      Doctors are being forced to put patients on treatments that donâ??t work as well as potentially life-saving drugs.

      Baltimore, MD ( Ivanhoe Newswire)-- Critical drugs are coming up short all over our country. Doctors are being forced to put patients on treatments that don??t work as well as potentially life-saving drugs.

      "The pain was overwhelming," Carole Nelson Pond, told Ivanhoe. ??I had to go to 12 pharmacies."

      Every time Carole walks into a pharmacy, she knows she might not get the medicine she needs.

      She takes 30 milligrams of oxycodone every six hours to manage the intense pain caused by spinal stenosis.

      "If I don??t have the medication my body will go into withdrawal," Carole said.

      Oxycodone and other controlled substances like the ADHD drug Adderall are becoming harder to find because of fears patients will abuse them.

      Meanwhile, there??s a much bigger problem nationwide; Short supplies of more than 260 drugs.

      Pharmacist Bona Benjamin says patients are paying the price.

      "It is very stressful to deal with a diagnosis of cancer, but imagine adding on top of that the fact that the drug you need to treat your disease is not available," said Benjamin.

      Last year alone, more than 500,000 cancer patients were told they were not going to get the treatment they needed.
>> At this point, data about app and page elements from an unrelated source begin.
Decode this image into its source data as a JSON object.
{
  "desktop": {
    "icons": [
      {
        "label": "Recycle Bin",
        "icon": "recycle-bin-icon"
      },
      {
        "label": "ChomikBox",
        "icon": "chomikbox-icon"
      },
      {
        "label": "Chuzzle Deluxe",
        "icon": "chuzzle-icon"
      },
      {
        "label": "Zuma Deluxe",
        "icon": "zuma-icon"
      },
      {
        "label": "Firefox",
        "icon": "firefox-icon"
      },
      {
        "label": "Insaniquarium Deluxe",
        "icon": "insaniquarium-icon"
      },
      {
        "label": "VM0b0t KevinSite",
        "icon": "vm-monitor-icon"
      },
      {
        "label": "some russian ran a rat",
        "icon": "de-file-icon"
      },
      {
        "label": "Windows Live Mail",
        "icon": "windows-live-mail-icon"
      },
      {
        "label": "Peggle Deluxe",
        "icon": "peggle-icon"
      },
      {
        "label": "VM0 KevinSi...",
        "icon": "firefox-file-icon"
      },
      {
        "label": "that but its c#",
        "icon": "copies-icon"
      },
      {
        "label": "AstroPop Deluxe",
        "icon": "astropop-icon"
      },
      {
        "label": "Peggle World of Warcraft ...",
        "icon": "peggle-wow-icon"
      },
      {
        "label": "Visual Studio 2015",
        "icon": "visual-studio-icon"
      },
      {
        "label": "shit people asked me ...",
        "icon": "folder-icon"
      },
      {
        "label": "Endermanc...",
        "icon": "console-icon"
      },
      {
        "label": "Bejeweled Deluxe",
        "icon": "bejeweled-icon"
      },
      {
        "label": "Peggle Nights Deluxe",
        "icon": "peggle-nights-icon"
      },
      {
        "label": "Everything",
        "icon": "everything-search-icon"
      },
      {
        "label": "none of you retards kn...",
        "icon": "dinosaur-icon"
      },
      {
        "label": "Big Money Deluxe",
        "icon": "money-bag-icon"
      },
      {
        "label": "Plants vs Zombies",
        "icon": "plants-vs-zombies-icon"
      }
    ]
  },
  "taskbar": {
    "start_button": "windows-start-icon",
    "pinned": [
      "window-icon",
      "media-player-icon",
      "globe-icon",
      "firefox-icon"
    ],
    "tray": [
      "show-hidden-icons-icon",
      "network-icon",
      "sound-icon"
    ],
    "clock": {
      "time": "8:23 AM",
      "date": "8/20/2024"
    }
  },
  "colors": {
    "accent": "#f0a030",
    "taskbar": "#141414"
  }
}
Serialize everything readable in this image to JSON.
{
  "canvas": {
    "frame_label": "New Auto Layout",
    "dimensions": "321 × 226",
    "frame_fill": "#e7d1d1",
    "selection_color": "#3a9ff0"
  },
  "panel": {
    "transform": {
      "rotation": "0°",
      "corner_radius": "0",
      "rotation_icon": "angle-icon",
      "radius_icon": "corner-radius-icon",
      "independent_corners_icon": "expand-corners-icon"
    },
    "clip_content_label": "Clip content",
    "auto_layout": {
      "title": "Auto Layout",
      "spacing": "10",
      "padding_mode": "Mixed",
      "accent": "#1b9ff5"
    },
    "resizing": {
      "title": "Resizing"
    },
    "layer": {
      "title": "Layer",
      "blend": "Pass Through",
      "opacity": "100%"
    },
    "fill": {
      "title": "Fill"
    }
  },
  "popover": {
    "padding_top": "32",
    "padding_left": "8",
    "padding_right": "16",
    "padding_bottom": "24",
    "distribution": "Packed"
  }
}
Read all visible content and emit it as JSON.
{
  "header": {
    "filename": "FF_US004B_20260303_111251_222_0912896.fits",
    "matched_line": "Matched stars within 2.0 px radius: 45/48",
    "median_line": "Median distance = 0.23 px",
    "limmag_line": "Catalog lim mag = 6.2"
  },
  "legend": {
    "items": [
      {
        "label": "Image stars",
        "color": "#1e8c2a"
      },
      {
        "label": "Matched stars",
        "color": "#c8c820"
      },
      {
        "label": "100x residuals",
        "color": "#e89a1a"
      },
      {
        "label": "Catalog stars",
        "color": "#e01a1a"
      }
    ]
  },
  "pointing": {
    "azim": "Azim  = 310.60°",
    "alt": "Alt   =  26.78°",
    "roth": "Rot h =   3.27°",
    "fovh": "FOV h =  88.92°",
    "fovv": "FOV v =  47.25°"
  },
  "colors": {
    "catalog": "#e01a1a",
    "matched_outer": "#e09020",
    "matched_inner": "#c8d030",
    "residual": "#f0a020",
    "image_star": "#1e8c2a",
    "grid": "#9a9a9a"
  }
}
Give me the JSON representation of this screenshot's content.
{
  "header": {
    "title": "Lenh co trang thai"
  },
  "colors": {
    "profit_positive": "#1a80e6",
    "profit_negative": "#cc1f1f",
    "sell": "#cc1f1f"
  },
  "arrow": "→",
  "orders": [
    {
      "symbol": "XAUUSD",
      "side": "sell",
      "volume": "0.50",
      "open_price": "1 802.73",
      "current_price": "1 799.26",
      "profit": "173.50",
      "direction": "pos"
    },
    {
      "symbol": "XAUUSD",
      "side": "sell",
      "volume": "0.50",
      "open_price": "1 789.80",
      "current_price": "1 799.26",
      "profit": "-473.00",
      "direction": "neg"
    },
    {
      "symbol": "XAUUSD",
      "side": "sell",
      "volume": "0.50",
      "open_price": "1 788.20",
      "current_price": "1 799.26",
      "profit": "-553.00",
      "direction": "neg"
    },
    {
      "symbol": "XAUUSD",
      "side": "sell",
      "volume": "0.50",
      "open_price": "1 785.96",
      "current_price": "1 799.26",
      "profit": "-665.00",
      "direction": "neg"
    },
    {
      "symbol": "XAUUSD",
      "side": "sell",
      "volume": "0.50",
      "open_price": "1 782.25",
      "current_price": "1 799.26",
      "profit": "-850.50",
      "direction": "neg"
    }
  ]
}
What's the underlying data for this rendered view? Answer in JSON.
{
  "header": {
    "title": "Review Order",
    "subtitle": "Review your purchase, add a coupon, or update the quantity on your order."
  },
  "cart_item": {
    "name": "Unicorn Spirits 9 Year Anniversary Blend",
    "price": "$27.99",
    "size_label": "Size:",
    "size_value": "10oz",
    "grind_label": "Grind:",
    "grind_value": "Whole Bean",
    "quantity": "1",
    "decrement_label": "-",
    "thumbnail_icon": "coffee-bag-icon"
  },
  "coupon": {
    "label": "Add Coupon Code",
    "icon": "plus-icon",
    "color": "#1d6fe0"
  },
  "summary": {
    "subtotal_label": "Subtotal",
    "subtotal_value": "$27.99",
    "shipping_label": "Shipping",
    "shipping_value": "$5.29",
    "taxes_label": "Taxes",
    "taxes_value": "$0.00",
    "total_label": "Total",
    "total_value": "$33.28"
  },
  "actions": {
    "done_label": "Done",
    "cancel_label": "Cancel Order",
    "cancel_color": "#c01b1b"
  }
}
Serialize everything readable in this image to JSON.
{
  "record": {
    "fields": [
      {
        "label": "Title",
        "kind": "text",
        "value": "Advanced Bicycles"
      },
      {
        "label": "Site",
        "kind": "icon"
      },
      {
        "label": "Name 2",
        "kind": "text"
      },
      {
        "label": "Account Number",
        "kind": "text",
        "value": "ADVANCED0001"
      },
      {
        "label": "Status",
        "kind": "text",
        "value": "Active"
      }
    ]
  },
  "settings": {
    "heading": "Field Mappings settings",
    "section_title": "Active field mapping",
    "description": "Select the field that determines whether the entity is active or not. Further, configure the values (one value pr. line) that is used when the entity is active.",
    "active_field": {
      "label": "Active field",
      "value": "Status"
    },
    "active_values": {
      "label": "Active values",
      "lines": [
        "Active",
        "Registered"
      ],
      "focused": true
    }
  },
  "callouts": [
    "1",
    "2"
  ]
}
      Experts say with planning, patients might be able to avoid problems due to shortages of their medications. Talk with your doctor about the current state of your prescriptions and discuss what other treatment options are available if they are affected by shortages.